Now that I’m working on my thesis, I remembered this project and I think it’s a very good source of inspiration. It’s a pretty long lived project (from 1988 to 2005).
Great work by Tomas Nilsson (graphic design student in sweden). He tells the story of Little Red Riding Hood (kirmizi baslikli kiz) in an informative way :)
…and he claims that he was inspired by Röyksopp – Remind me.
A web application by
what does sadness look like? Happiness? Loneliness?” – which is kind of cool to look.
We Feel Fine is an exploration of human emotion on a global scale.
Since August 2005, We Feel Fine has been harvesting human feelings from a large number of weblogs. Every few minutes, the system searches the world’s newly posted blog entries for occurrences of the phrases “I feel” and “I am feeling”. When it finds such a phrase, it records the full sentence, up to the period, and identifies the “feeling” expressed in that sentence (e.g. sad, happy, depressed, etc.). Because blogs are structured in largely standard ways, the age, gender, and geographical location of the author can often be extracted and saved along with the sentence, as can the local weather conditions at the time the sentence was written. All of this information is saved.

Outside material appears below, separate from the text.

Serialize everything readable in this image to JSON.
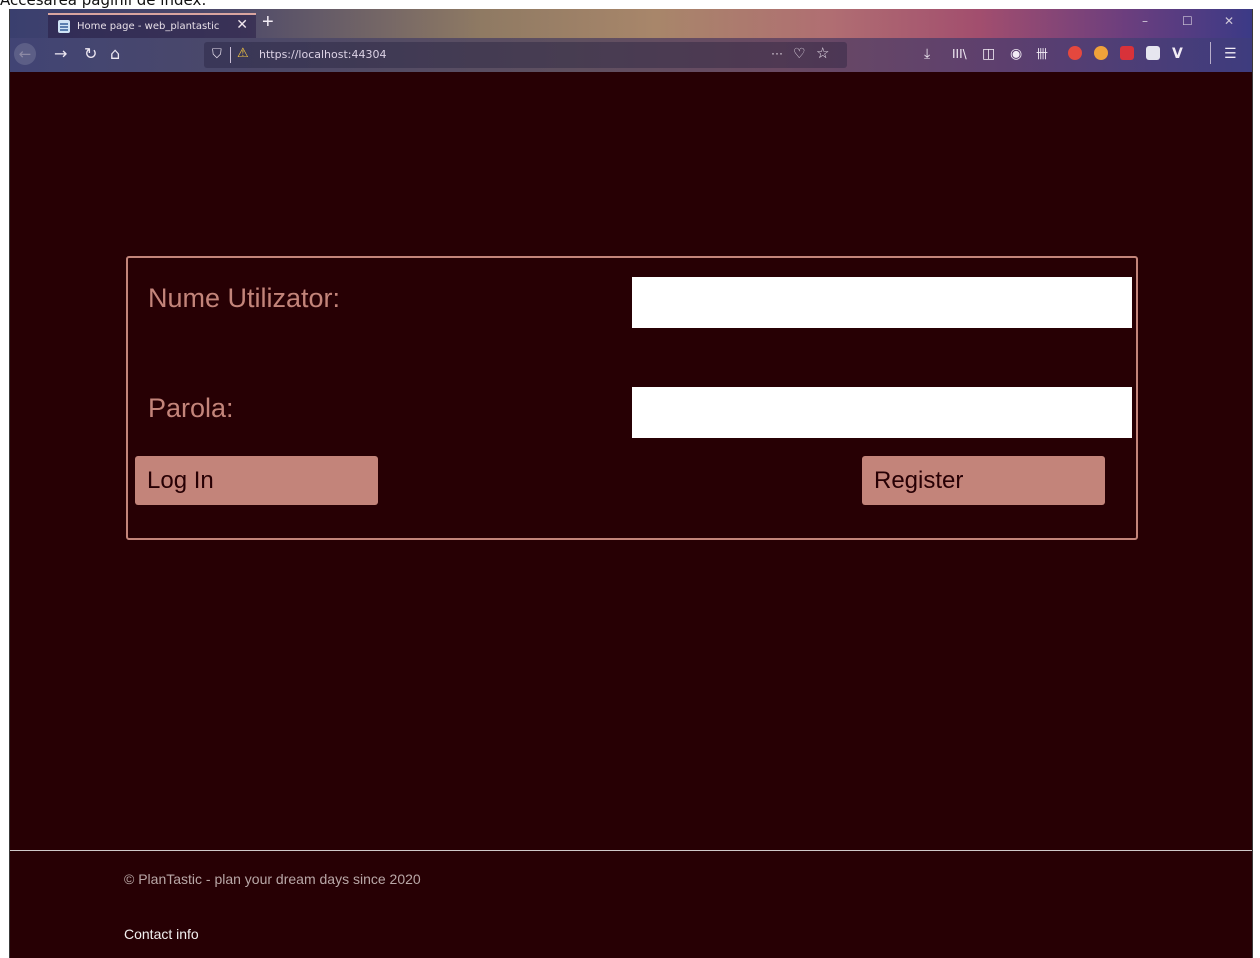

The result is a database of several million human feelings, increasing by 15,000 – 20,000 new feelings per day. Using a series of playful interfaces, the feelings can be searched and sorted across a number of demographic slices, offering responses to specific questions like: do Europeans feel sad more often than Americans? Do women feel fat more often than men? Does rainy weather affect how we feel? What are the most representative feelings of female New Yorkers in their 20s? What do people feel right now in Baghdad? What were people feeling on Valentine’s Day? Which are the happiest cities in the world? The saddest? And so on.